■ **What you will do**
Determine how many of the lines below include "have", then respond with that number and no other text.

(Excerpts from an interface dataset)
====

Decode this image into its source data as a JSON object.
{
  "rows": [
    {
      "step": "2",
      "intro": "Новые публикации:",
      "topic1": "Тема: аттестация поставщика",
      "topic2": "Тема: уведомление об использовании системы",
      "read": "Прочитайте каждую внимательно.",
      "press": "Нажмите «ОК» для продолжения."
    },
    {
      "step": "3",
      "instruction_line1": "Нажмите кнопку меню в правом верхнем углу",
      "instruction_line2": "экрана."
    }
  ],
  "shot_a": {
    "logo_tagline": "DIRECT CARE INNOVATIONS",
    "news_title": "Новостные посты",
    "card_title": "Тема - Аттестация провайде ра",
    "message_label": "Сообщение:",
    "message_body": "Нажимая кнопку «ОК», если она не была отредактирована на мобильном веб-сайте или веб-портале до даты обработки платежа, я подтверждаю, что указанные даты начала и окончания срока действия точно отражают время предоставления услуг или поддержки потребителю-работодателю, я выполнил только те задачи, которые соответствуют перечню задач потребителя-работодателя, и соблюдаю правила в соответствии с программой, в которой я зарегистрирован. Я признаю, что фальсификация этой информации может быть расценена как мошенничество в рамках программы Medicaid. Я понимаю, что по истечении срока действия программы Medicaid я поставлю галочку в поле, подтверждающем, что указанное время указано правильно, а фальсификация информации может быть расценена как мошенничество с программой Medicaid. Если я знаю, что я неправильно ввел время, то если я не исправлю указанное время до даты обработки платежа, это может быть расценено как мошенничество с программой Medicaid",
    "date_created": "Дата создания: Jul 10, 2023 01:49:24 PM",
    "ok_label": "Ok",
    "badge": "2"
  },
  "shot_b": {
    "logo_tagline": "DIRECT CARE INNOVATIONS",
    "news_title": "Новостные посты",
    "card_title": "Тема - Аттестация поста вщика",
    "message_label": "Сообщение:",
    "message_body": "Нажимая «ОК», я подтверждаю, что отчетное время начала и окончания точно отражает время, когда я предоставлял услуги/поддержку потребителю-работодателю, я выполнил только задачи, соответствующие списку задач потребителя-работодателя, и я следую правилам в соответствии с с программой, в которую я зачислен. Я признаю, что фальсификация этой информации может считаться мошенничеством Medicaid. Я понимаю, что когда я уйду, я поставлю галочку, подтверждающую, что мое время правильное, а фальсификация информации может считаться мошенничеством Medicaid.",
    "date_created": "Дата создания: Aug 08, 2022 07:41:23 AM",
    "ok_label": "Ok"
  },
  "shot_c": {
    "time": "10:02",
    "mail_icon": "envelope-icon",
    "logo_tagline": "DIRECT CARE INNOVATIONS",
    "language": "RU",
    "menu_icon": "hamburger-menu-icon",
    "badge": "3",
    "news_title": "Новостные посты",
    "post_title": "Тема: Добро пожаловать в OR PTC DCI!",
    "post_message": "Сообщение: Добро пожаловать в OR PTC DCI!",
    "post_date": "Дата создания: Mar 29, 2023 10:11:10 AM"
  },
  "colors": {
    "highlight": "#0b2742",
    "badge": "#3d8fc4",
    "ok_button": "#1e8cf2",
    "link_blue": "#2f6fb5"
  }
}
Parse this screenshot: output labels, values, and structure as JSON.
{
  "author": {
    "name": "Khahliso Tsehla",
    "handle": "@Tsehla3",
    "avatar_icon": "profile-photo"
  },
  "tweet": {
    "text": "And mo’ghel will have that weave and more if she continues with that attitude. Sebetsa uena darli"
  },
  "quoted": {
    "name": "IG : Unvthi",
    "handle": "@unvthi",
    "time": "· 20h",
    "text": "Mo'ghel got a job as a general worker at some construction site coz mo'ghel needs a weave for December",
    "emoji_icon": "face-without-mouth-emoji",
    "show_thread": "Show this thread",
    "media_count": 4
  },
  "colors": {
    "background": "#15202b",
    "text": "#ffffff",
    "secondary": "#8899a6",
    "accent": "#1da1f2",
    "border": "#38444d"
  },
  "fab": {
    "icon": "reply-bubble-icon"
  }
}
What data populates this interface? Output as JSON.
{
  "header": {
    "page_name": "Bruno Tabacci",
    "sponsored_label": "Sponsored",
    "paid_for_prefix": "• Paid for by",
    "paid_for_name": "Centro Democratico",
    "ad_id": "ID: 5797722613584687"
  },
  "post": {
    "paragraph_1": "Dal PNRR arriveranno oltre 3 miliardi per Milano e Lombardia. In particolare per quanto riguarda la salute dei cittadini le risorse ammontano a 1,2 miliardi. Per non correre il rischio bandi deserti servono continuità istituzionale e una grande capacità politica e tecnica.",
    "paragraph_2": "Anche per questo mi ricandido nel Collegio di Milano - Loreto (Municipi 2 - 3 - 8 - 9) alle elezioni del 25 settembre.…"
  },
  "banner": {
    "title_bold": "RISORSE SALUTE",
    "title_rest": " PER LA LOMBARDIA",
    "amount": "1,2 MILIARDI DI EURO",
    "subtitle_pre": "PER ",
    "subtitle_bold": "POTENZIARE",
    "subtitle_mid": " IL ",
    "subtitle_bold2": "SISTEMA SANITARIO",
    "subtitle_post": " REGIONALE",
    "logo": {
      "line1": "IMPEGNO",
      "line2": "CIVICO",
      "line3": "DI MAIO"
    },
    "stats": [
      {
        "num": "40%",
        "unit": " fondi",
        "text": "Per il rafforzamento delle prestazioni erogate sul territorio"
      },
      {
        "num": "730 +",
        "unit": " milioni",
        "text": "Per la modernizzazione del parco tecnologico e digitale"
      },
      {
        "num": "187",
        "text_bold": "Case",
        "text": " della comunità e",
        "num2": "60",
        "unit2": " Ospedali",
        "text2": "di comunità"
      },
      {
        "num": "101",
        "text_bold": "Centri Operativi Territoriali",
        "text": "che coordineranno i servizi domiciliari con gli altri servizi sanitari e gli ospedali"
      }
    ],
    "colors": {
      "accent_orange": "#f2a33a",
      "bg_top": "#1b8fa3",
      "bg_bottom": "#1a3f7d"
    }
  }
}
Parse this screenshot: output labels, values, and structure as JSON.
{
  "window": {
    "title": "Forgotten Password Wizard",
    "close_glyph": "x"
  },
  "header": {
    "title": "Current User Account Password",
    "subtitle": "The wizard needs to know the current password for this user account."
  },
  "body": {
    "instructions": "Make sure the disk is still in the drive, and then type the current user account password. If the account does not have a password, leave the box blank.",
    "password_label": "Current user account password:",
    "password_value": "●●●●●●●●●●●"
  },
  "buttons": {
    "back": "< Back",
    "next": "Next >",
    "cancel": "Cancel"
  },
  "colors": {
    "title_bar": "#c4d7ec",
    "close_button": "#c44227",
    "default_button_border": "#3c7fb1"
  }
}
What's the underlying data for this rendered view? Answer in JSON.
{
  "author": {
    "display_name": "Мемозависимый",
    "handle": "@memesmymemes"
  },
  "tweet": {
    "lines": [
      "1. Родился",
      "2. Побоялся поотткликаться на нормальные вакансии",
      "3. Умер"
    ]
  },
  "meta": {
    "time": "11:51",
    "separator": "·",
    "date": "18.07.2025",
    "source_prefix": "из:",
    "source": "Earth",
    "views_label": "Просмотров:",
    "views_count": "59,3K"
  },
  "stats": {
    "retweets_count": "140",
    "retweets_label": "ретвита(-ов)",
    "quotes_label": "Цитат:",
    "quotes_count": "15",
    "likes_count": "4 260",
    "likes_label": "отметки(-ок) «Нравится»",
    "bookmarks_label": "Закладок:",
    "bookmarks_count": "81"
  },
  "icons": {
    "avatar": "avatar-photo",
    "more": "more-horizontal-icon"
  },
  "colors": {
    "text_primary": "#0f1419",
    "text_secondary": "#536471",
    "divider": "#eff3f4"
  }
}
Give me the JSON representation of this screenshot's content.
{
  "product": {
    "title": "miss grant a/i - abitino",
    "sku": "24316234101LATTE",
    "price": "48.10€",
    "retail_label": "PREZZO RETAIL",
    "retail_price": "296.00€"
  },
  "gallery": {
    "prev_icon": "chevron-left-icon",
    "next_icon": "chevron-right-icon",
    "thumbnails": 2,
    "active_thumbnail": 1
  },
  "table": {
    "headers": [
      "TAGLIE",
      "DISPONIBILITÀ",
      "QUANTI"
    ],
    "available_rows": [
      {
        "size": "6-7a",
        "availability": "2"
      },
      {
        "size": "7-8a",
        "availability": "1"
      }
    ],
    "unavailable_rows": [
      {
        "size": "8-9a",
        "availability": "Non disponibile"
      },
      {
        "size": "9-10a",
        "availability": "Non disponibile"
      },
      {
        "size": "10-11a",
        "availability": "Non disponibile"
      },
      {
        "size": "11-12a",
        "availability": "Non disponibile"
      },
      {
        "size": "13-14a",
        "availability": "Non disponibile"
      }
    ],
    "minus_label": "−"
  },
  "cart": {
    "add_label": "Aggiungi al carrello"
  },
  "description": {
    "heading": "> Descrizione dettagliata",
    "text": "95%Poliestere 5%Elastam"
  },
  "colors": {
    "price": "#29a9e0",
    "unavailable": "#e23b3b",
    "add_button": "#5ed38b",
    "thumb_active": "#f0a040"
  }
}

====

■ **Written answer**
2